## [Problem to work on]
Give only the number of lines in the records that contain the word "Schlüssel".

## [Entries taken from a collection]
***

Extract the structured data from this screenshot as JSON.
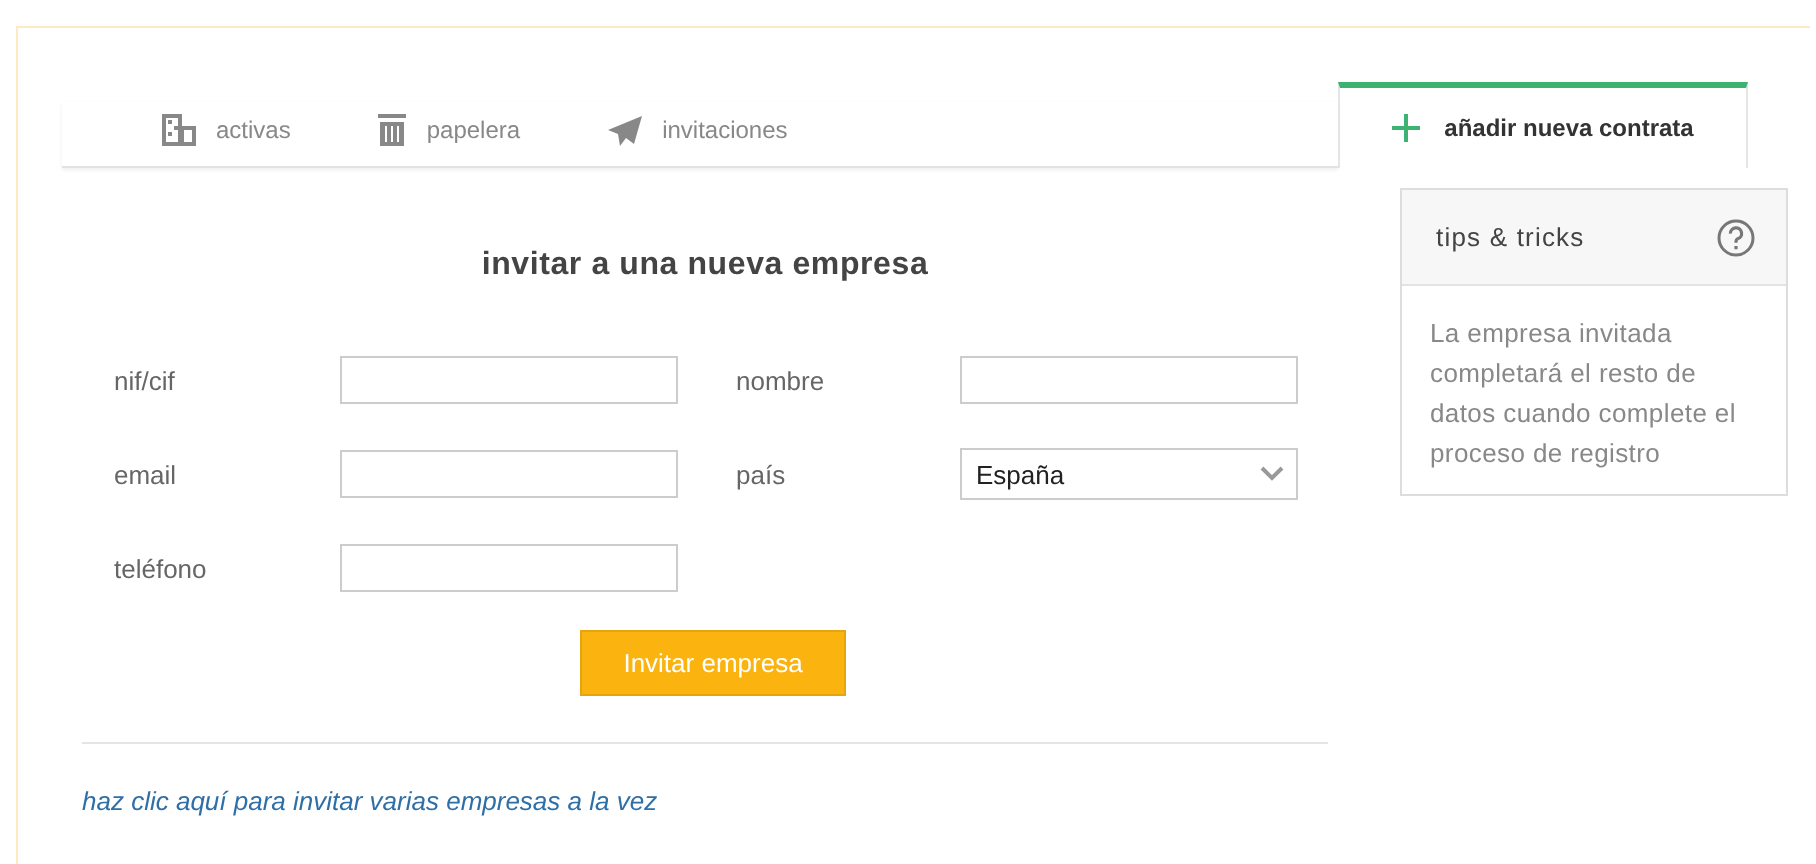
{
  "tabs": [
    {
      "label": "activas",
      "kind": "building",
      "selected": false
    },
    {
      "label": "papelera",
      "kind": "trash",
      "selected": false
    },
    {
      "label": "invitaciones",
      "kind": "plane",
      "selected": false
    },
    {
      "label": "añadir nueva contrata",
      "kind": "plus",
      "selected": true
    }
  ],
  "form": {
    "title": "invitar a una nueva empresa",
    "fields": [
      {
        "label": "nif/cif",
        "kind": "text"
      },
      {
        "label": "nombre",
        "kind": "text"
      },
      {
        "label": "email",
        "kind": "text"
      },
      {
        "label": "país",
        "kind": "select",
        "value": "España"
      },
      {
        "label": "teléfono",
        "kind": "text"
      }
    ],
    "submit": "Invitar empresa",
    "link": "haz clic aquí para invitar varias empresas a la vez"
  },
  "tips": {
    "title": "tips & tricks",
    "text": "La empresa invitada completará el resto de datos cuando complete el proceso de registro"
  }
}
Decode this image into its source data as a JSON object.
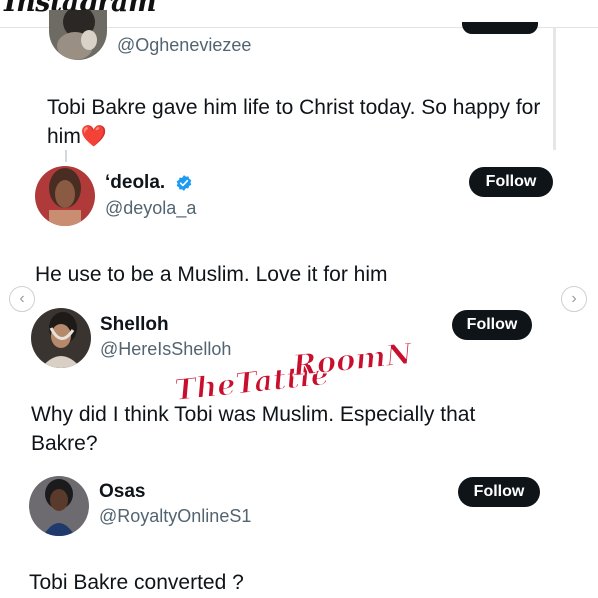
{
  "app": {
    "logo": "Instagram"
  },
  "tweets": [
    {
      "handle": "@Ogheneviezee",
      "text": "Tobi Bakre gave him life to Christ today. So happy for him",
      "emoji": "❤️"
    },
    {
      "name": "‘deola.",
      "verified": true,
      "handle": "@deyola_a",
      "follow_label": "Follow",
      "text": "He use to be a Muslim. Love it for him"
    },
    {
      "name": "Shelloh",
      "handle": "@HereIsShelloh",
      "follow_label": "Follow",
      "text": "Why did I think Tobi was Muslim. Especially that Bakre?"
    },
    {
      "name": "Osas",
      "handle": "@RoyaltyOnlineS1",
      "follow_label": "Follow",
      "text": "Tobi Bakre converted ?"
    }
  ],
  "watermark": {
    "line1": "TheTattle",
    "line2": "RoomNg"
  },
  "carousel": {
    "prev_icon": "chevron-left-icon",
    "next_icon": "chevron-right-icon"
  },
  "colors": {
    "text": "#0f1419",
    "secondary": "#536471",
    "button": "#0f1419",
    "verified": "#1d9bf0",
    "watermark": "#c8102e",
    "heart": "#e0245e"
  }
}
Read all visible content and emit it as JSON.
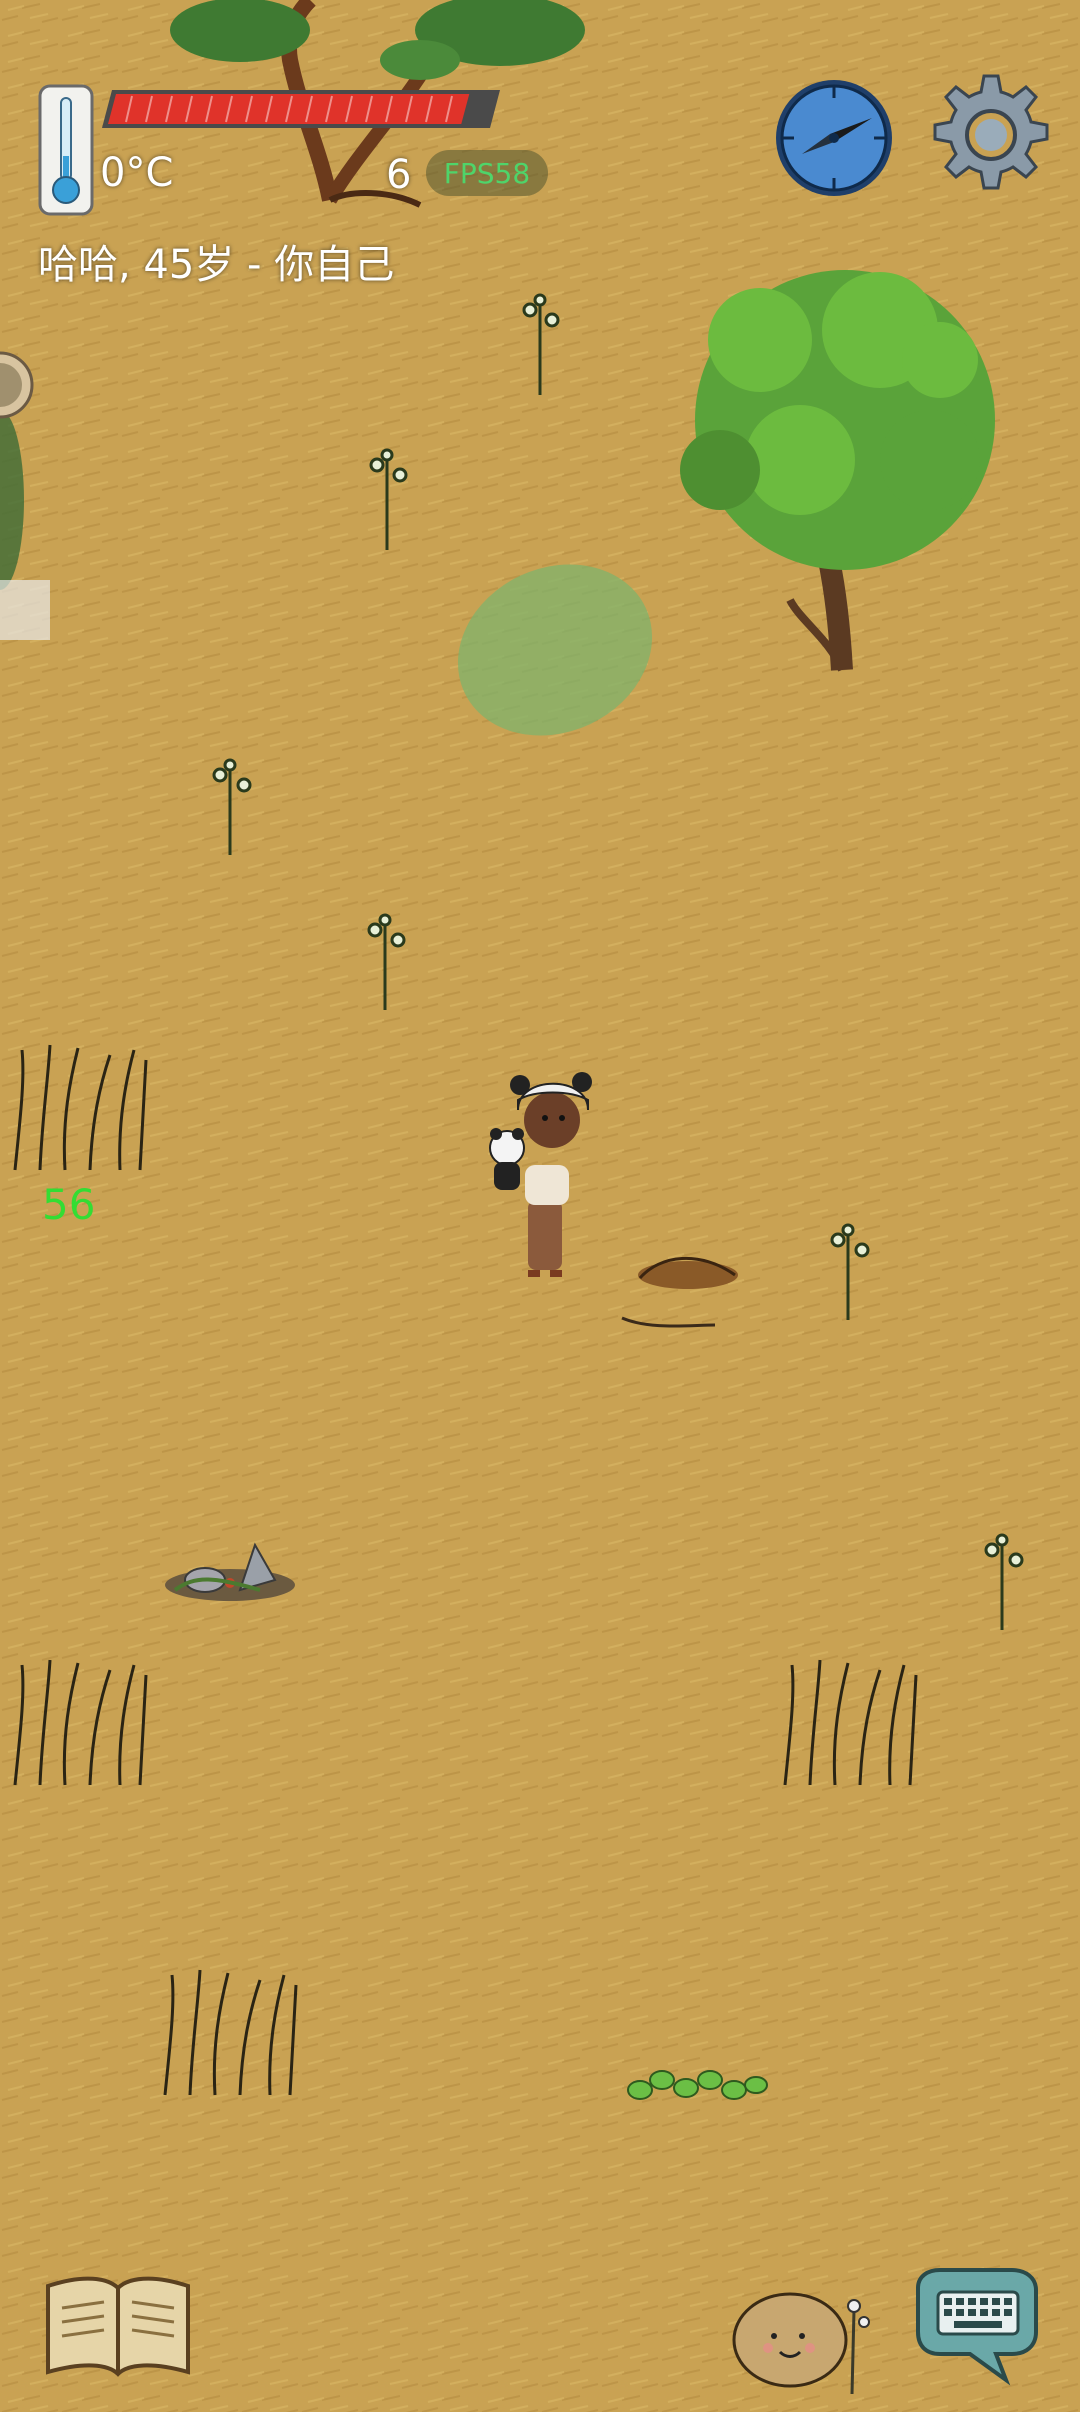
{
  "hud": {
    "temperature": "0°C",
    "player_info": "哈哈, 45岁 - 你自己",
    "food_count": "6",
    "fps": "FPS58",
    "food_meter_fraction": 0.92,
    "floating_number": "56"
  },
  "icons": {
    "thermometer": "thermometer-icon",
    "compass": "compass-icon",
    "settings": "gear-icon",
    "book": "open-book-icon",
    "emote": "emote-potato-icon",
    "keyboard": "keyboard-chat-icon"
  },
  "colors": {
    "ground": "#c9a253",
    "food_bar": "#e0332a",
    "fps_text": "#4fd46a",
    "floating_number": "#33dd33"
  }
}
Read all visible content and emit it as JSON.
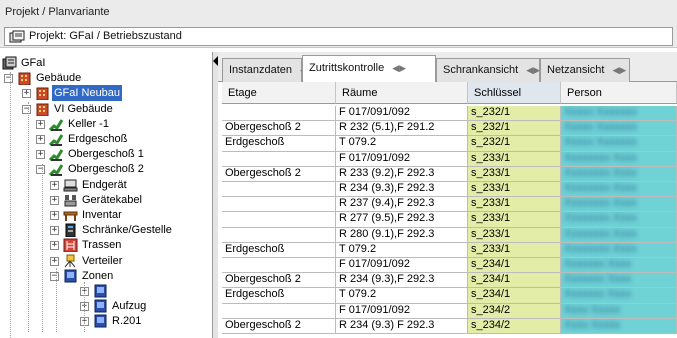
{
  "breadcrumb": "Projekt / Planvariante",
  "project": {
    "label": "Projekt: GFaI / Betriebszustand"
  },
  "tree": [
    {
      "label": "GFaI",
      "icon": "building-root-icon",
      "expander": "",
      "selected": false
    },
    {
      "label": "Gebäude",
      "icon": "building-icon",
      "expander": "-",
      "selected": false
    },
    {
      "label": "GFaI Neubau",
      "icon": "building-icon",
      "expander": "+",
      "selected": true
    },
    {
      "label": "VI Gebäude",
      "icon": "building-icon",
      "expander": "-",
      "selected": false
    },
    {
      "label": "Keller -1",
      "icon": "stairs-icon",
      "expander": "+",
      "selected": false
    },
    {
      "label": "Erdgeschoß",
      "icon": "stairs-icon",
      "expander": "+",
      "selected": false
    },
    {
      "label": "Obergeschoß 1",
      "icon": "stairs-icon",
      "expander": "+",
      "selected": false
    },
    {
      "label": "Obergeschoß 2",
      "icon": "stairs-icon",
      "expander": "-",
      "selected": false
    },
    {
      "label": "Endgerät",
      "icon": "computer-icon",
      "expander": "+",
      "selected": false
    },
    {
      "label": "Gerätekabel",
      "icon": "cable-icon",
      "expander": "+",
      "selected": false
    },
    {
      "label": "Inventar",
      "icon": "table-icon",
      "expander": "+",
      "selected": false
    },
    {
      "label": "Schränke/Gestelle",
      "icon": "cabinet-icon",
      "expander": "+",
      "selected": false
    },
    {
      "label": "Trassen",
      "icon": "ladder-icon",
      "expander": "+",
      "selected": false
    },
    {
      "label": "Verteiler",
      "icon": "distributor-icon",
      "expander": "+",
      "selected": false
    },
    {
      "label": "Zonen",
      "icon": "zone-icon",
      "expander": "-",
      "selected": false
    },
    {
      "label": "",
      "icon": "zone-icon",
      "expander": "+",
      "selected": false
    },
    {
      "label": "Aufzug",
      "icon": "zone-icon",
      "expander": "+",
      "selected": false
    },
    {
      "label": "R.201",
      "icon": "zone-icon",
      "expander": "+",
      "selected": false
    }
  ],
  "tabs": [
    {
      "label": "Instanzdaten",
      "active": false
    },
    {
      "label": "Zutrittskontrolle",
      "active": true
    },
    {
      "label": "Schrankansicht",
      "active": false
    },
    {
      "label": "Netzansicht",
      "active": false
    }
  ],
  "table": {
    "columns": [
      "Etage",
      "Räume",
      "Schlüssel",
      "Person"
    ],
    "sorted_column": "Schlüssel",
    "rows": [
      [
        "",
        "F 017/091/092",
        "s_232/1",
        "Xxxxx Xxxxxxx"
      ],
      [
        "Obergeschoß 2",
        "R 232 (5.1),F 291.2",
        "s_232/1",
        "Xxxxx Xxxxxxx"
      ],
      [
        "Erdgeschoß",
        "T 079.2",
        "s_232/1",
        "Xxxxx Xxxxxxx"
      ],
      [
        "",
        "F 017/091/092",
        "s_233/1",
        "Xxxxxxxx Xxxx"
      ],
      [
        "Obergeschoß 2",
        "R 233 (9.2),F 292.3",
        "s_233/1",
        "Xxxxxxxx Xxxx"
      ],
      [
        "",
        "R 234 (9.3),F 292.3",
        "s_233/1",
        "Xxxxxxxx Xxxx"
      ],
      [
        "",
        "R 237 (9.4),F 292.3",
        "s_233/1",
        "Xxxxxxxx Xxxx"
      ],
      [
        "",
        "R 277 (9.5),F 292.3",
        "s_233/1",
        "Xxxxxxxx Xxxx"
      ],
      [
        "",
        "R 280 (9.1),F 292.3",
        "s_233/1",
        "Xxxxxxxx Xxxx"
      ],
      [
        "Erdgeschoß",
        "T 079.2",
        "s_233/1",
        "Xxxxxxxx Xxxx"
      ],
      [
        "",
        "F 017/091/092",
        "s_234/1",
        "Xxxxxxx Xxxx"
      ],
      [
        "Obergeschoß 2",
        "R 234 (9.3),F 292.3",
        "s_234/1",
        "Xxxxxxx Xxxx"
      ],
      [
        "Erdgeschoß",
        "T 079.2",
        "s_234/1",
        "Xxxxxxx Xxxx"
      ],
      [
        "",
        "F 017/091/092",
        "s_234/2",
        "Xxxx Xxxxx"
      ],
      [
        "Obergeschoß 2",
        "R 234 (9.3) F 292.3",
        "s_234/2",
        "Xxxx Xxxxx"
      ]
    ]
  },
  "colors": {
    "selection": "#316ac5",
    "key_column": "#e3eda8",
    "person_column": "#6fd3d6"
  }
}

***

## [Problem solution]
2